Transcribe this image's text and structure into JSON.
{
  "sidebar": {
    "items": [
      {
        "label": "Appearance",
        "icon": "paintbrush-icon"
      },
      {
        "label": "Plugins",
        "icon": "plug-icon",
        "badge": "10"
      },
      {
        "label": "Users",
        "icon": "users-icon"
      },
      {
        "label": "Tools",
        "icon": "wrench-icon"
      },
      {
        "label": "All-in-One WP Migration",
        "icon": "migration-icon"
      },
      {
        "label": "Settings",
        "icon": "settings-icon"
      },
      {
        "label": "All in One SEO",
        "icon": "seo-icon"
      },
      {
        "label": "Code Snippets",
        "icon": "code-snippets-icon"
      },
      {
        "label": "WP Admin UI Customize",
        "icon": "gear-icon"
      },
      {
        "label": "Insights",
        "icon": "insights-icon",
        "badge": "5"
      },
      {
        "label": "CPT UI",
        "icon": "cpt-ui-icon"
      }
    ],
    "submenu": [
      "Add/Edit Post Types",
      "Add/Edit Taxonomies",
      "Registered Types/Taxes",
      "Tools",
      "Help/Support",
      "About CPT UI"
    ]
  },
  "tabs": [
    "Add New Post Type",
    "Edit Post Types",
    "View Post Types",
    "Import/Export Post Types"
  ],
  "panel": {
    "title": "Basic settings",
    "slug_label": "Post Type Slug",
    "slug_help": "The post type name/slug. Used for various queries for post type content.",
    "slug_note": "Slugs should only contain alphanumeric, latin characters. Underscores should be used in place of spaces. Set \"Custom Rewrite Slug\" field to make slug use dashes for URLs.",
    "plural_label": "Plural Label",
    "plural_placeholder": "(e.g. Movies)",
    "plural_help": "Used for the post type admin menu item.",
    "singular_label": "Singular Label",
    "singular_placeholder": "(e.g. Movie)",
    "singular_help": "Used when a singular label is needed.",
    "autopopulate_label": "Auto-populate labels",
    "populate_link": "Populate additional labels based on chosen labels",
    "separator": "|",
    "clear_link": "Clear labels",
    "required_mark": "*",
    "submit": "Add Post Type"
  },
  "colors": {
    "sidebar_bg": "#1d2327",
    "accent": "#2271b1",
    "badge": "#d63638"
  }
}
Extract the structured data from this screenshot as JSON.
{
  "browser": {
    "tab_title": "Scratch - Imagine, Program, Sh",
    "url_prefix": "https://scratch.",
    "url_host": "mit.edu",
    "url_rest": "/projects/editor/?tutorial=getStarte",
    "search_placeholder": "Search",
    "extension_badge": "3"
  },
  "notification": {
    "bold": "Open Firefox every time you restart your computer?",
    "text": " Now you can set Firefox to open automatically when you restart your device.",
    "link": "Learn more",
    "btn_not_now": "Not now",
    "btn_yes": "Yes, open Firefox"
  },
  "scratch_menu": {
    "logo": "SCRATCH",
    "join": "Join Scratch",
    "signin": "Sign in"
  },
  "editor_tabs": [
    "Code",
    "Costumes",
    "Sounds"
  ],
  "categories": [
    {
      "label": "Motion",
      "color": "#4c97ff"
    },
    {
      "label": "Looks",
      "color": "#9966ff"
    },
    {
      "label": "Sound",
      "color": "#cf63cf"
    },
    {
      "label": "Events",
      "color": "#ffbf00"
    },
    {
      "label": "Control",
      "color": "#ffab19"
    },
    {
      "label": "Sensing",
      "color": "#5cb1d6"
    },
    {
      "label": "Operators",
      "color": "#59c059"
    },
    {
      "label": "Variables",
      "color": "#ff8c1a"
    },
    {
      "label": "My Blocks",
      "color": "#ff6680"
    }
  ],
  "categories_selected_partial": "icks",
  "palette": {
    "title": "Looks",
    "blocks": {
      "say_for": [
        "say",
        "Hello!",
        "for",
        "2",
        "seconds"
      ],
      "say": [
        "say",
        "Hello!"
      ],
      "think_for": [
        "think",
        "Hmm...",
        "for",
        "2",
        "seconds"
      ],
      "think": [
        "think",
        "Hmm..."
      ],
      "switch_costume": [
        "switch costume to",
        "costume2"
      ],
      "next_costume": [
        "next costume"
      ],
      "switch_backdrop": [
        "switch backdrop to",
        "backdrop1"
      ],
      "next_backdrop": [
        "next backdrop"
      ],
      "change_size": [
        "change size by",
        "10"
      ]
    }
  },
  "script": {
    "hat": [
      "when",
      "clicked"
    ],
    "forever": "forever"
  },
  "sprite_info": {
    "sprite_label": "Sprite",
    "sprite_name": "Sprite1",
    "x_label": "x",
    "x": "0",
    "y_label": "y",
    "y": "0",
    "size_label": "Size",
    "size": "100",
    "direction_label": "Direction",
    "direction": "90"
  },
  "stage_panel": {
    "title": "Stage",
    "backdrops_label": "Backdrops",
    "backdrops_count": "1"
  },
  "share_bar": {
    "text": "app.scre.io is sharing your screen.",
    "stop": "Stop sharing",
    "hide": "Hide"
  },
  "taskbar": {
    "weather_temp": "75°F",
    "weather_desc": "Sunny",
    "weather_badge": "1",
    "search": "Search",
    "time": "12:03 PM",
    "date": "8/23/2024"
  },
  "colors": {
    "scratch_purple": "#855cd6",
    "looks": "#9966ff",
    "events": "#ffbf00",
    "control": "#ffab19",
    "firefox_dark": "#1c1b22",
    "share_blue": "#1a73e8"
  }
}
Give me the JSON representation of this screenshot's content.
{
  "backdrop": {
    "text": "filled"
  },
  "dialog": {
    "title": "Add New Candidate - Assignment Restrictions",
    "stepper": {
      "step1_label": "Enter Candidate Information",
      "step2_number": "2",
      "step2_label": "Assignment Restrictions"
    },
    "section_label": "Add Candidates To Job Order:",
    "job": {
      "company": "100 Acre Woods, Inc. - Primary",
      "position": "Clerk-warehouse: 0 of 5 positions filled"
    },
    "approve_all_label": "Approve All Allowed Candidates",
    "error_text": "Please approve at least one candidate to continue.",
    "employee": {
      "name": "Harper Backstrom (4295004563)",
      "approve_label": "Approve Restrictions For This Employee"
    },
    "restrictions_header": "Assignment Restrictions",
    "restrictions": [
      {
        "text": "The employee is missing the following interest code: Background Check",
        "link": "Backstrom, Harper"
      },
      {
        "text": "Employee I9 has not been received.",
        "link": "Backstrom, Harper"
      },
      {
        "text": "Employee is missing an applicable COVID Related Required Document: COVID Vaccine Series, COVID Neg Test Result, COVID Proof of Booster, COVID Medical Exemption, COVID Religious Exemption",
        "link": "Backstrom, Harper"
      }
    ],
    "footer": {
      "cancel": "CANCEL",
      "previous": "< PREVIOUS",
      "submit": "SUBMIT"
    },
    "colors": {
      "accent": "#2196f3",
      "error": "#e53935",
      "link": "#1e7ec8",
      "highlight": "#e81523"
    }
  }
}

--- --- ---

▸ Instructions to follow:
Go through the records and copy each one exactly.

▸ Your solution:
Transcribe this image's text and structure into JSON.
{
  "sidebar": {
    "items": [
      {
        "label": "Appearance",
        "icon": "paintbrush-icon"
      },
      {
        "label": "Plugins",
        "icon": "plug-icon",
        "badge": "10"
      },
      {
        "label": "Users",
        "icon": "users-icon"
      },
      {
        "label": "Tools",
        "icon": "wrench-icon"
      },
      {
        "label": "All-in-One WP Migration",
        "icon": "migration-icon"
      },
      {
        "label": "Settings",
        "icon": "settings-icon"
      },
      {
        "label": "All in One SEO",
        "icon": "seo-icon"
      },
      {
        "label": "Code Snippets",
        "icon": "code-snippets-icon"
      },
      {
        "label": "WP Admin UI Customize",
        "icon": "gear-icon"
      },
      {
        "label": "Insights",
        "icon": "insights-icon",
        "badge": "5"
      },
      {
        "label": "CPT UI",
        "icon": "cpt-ui-icon"
      }
    ],
    "submenu": [
      "Add/Edit Post Types",
      "Add/Edit Taxonomies",
      "Registered Types/Taxes",
      "Tools",
      "Help/Support",
      "About CPT UI"
    ]
  },
  "tabs": [
    "Add New Post Type",
    "Edit Post Types",
    "View Post Types",
    "Import/Export Post Types"
  ],
  "panel": {
    "title": "Basic settings",
    "slug_label": "Post Type Slug",
    "slug_help": "The post type name/slug. Used for various queries for post type content.",
    "slug_note": "Slugs should only contain alphanumeric, latin characters. Underscores should be used in place of spaces. Set \"Custom Rewrite Slug\" field to make slug use dashes for URLs.",
    "plural_label": "Plural Label",
    "plural_placeholder": "(e.g. Movies)",
    "plural_help": "Used for the post type admin menu item.",
    "singular_label": "Singular Label",
    "singular_placeholder": "(e.g. Movie)",
    "singular_help": "Used when a singular label is needed.",
    "autopopulate_label": "Auto-populate labels",
    "populate_link": "Populate additional labels based on chosen labels",
    "separator": "|",
    "clear_link": "Clear labels",
    "required_mark": "*",
    "submit": "Add Post Type"
  },
  "colors": {
    "sidebar_bg": "#1d2327",
    "accent": "#2271b1",
    "badge": "#d63638"
  }
}
Extract the structured data from this screenshot as JSON.
{
  "browser": {
    "tab_title": "Scratch - Imagine, Program, Sh",
    "url_prefix": "https://scratch.",
    "url_host": "mit.edu",
    "url_rest": "/projects/editor/?tutorial=getStarte",
    "search_placeholder": "Search",
    "extension_badge": "3"
  },
  "notification": {
    "bold": "Open Firefox every time you restart your computer?",
    "text": " Now you can set Firefox to open automatically when you restart your device.",
    "link": "Learn more",
    "btn_not_now": "Not now",
    "btn_yes": "Yes, open Firefox"
  },
  "scratch_menu": {
    "logo": "SCRATCH",
    "join": "Join Scratch",
    "signin": "Sign in"
  },
  "editor_tabs": [
    "Code",
    "Costumes",
    "Sounds"
  ],
  "categories": [
    {
      "label": "Motion",
      "color": "#4c97ff"
    },
    {
      "label": "Looks",
      "color": "#9966ff"
    },
    {
      "label": "Sound",
      "color": "#cf63cf"
    },
    {
      "label": "Events",
      "color": "#ffbf00"
    },
    {
      "label": "Control",
      "color": "#ffab19"
    },
    {
      "label": "Sensing",
      "color": "#5cb1d6"
    },
    {
      "label": "Operators",
      "color": "#59c059"
    },
    {
      "label": "Variables",
      "color": "#ff8c1a"
    },
    {
      "label": "My Blocks",
      "color": "#ff6680"
    }
  ],
  "categories_selected_partial": "icks",
  "palette": {
    "title": "Looks",
    "blocks": {
      "say_for": [
        "say",
        "Hello!",
        "for",
        "2",
        "seconds"
      ],
      "say": [
        "say",
        "Hello!"
      ],
      "think_for": [
        "think",
        "Hmm...",
        "for",
        "2",
        "seconds"
      ],
      "think": [
        "think",
        "Hmm..."
      ],
      "switch_costume": [
        "switch costume to",
        "costume2"
      ],
      "next_costume": [
        "next costume"
      ],
      "switch_backdrop": [
        "switch backdrop to",
        "backdrop1"
      ],
      "next_backdrop": [
        "next backdrop"
      ],
      "change_size": [
        "change size by",
        "10"
      ]
    }
  },
  "script": {
    "hat": [
      "when",
      "clicked"
    ],
    "forever": "forever"
  },
  "sprite_info": {
    "sprite_label": "Sprite",
    "sprite_name": "Sprite1",
    "x_label": "x",
    "x": "0",
    "y_label": "y",
    "y": "0",
    "size_label": "Size",
    "size": "100",
    "direction_label": "Direction",
    "direction": "90"
  },
  "stage_panel": {
    "title": "Stage",
    "backdrops_label": "Backdrops",
    "backdrops_count": "1"
  },
  "share_bar": {
    "text": "app.scre.io is sharing your screen.",
    "stop": "Stop sharing",
    "hide": "Hide"
  },
  "taskbar": {
    "weather_temp": "75°F",
    "weather_desc": "Sunny",
    "weather_badge": "1",
    "search": "Search",
    "time": "12:03 PM",
    "date": "8/23/2024"
  },
  "colors": {
    "scratch_purple": "#855cd6",
    "looks": "#9966ff",
    "events": "#ffbf00",
    "control": "#ffab19",
    "firefox_dark": "#1c1b22",
    "share_blue": "#1a73e8"
  }
}
Give me the JSON representation of this screenshot's content.
{
  "backdrop": {
    "text": "filled"
  },
  "dialog": {
    "title": "Add New Candidate - Assignment Restrictions",
    "stepper": {
      "step1_label": "Enter Candidate Information",
      "step2_number": "2",
      "step2_label": "Assignment Restrictions"
    },
    "section_label": "Add Candidates To Job Order:",
    "job": {
      "company": "100 Acre Woods, Inc. - Primary",
      "position": "Clerk-warehouse: 0 of 5 positions filled"
    },
    "approve_all_label": "Approve All Allowed Candidates",
    "error_text": "Please approve at least one candidate to continue.",
    "employee": {
      "name": "Harper Backstrom (4295004563)",
      "approve_label": "Approve Restrictions For This Employee"
    },
    "restrictions_header": "Assignment Restrictions",
    "restrictions": [
      {
        "text": "The employee is missing the following interest code: Background Check",
        "link": "Backstrom, Harper"
      },
      {
        "text": "Employee I9 has not been received.",
        "link": "Backstrom, Harper"
      },
      {
        "text": "Employee is missing an applicable COVID Related Required Document: COVID Vaccine Series, COVID Neg Test Result, COVID Proof of Booster, COVID Medical Exemption, COVID Religious Exemption",
        "link": "Backstrom, Harper"
      }
    ],
    "footer": {
      "cancel": "CANCEL",
      "previous": "< PREVIOUS",
      "submit": "SUBMIT"
    },
    "colors": {
      "accent": "#2196f3",
      "error": "#e53935",
      "link": "#1e7ec8",
      "highlight": "#e81523"
    }
  }
}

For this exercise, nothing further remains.